*EXERCISE PROMPT*.
Which lines below include "Impresión"? Copy them all.

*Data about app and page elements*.
******************************

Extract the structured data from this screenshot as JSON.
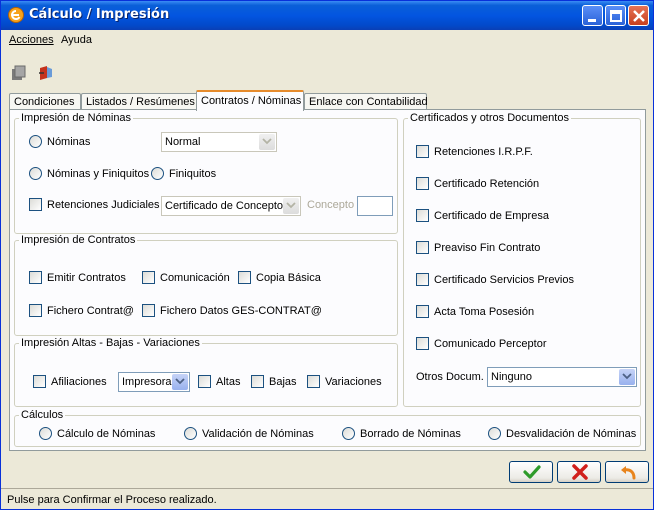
{
  "window": {
    "title": "Cálculo / Impresión"
  },
  "menu": [
    {
      "label": "Acciones"
    },
    {
      "label": "Ayuda"
    }
  ],
  "tabs": [
    {
      "label": "Condiciones"
    },
    {
      "label": "Listados / Resúmenes"
    },
    {
      "label": "Contratos / Nóminas",
      "active": true
    },
    {
      "label": "Enlace con Contabilidad"
    }
  ],
  "impresion_nominas": {
    "title": "Impresión de Nóminas",
    "nominas_label": "Nóminas",
    "nominas_combo": "Normal",
    "nominas_finiquitos_label": "Nóminas y Finiquitos",
    "finiquitos_label": "Finiquitos",
    "retenciones_judiciales_label": "Retenciones Judiciales",
    "retenciones_combo": "Certificado de Concepto",
    "concepto_label": "Concepto",
    "concepto_value": ""
  },
  "impresion_contratos": {
    "title": "Impresión de Contratos",
    "emitir_contratos": "Emitir Contratos",
    "comunicacion": "Comunicación",
    "copia_basica": "Copia Básica",
    "fichero_contrat": "Fichero Contrat@",
    "fichero_datos": "Fichero Datos GES-CONTRAT@"
  },
  "impresion_altas": {
    "title": "Impresión Altas - Bajas - Variaciones",
    "afiliaciones": "Afiliaciones",
    "impresora_combo": "Impresora",
    "altas": "Altas",
    "bajas": "Bajas",
    "variaciones": "Variaciones"
  },
  "certificados": {
    "title": "Certificados y otros Documentos",
    "items": [
      "Retenciones I.R.P.F.",
      "Certificado Retención",
      "Certificado de Empresa",
      "Preaviso Fin Contrato",
      "Certificado Servicios Previos",
      "Acta Toma Posesión",
      "Comunicado Perceptor"
    ],
    "otros_label": "Otros Docum.",
    "otros_combo": "Ninguno"
  },
  "calculos": {
    "title": "Cálculos",
    "options": [
      "Cálculo de Nóminas",
      "Validación de Nóminas",
      "Borrado de Nóminas",
      "Desvalidación de Nóminas"
    ]
  },
  "status": "Pulse para Confirmar el Proceso realizado."
}
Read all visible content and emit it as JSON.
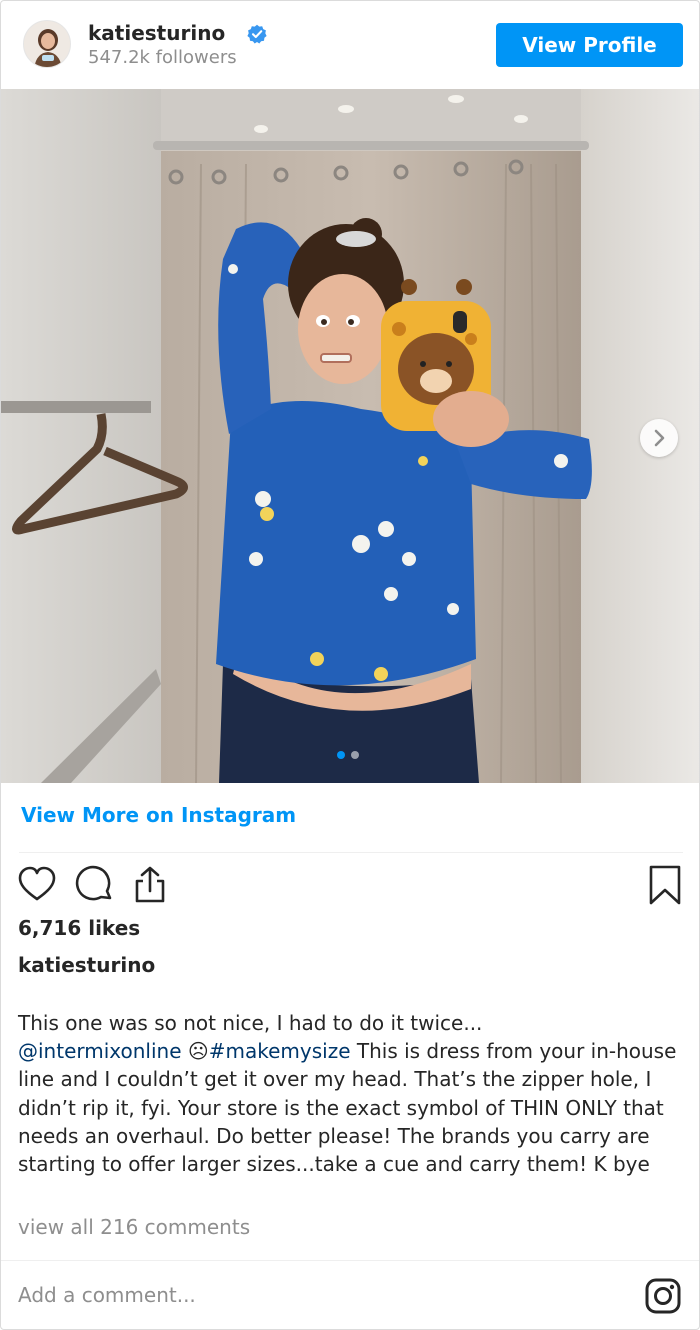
{
  "header": {
    "username": "katiesturino",
    "followers": "547.2k followers",
    "view_profile_label": "View Profile"
  },
  "post": {
    "carousel_count": 2,
    "active_index": 0,
    "view_more_label": "View More on Instagram",
    "likes": "6,716 likes",
    "caption_username": "katiesturino",
    "caption_text_1": "This one was so not nice, I had to do it twice...",
    "mention": "@intermixonline",
    "emoji": "☹",
    "hashtag": "#makemysize",
    "caption_text_2": " This is dress from your in-house line and I couldn’t get it over my head. That’s the zipper hole, I didn’t rip it, fyi. Your store is the exact symbol of THIN ONLY that needs an overhaul. Do better please! The brands you carry are starting to offer larger sizes...take a cue and carry them! K bye",
    "view_comments_label": "view all 216 comments"
  },
  "comment_box": {
    "placeholder": "Add a comment..."
  },
  "icons": {
    "like": "heart-icon",
    "comment": "comment-bubble-icon",
    "share": "share-icon",
    "save": "bookmark-icon",
    "brand": "instagram-icon",
    "verified": "verified-badge-icon",
    "next": "chevron-right-icon"
  },
  "colors": {
    "accent": "#0095f6",
    "link": "#00376b",
    "secondary_text": "#8e8e8e",
    "primary_text": "#262626"
  }
}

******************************

*YOUR SOLUTION*.
    "title": "Cálculo / Impresión"
    "title": "Impresión de Nóminas",
    "title": "Impresión de Contratos",
    "title": "Impresión Altas - Bajas - Variaciones",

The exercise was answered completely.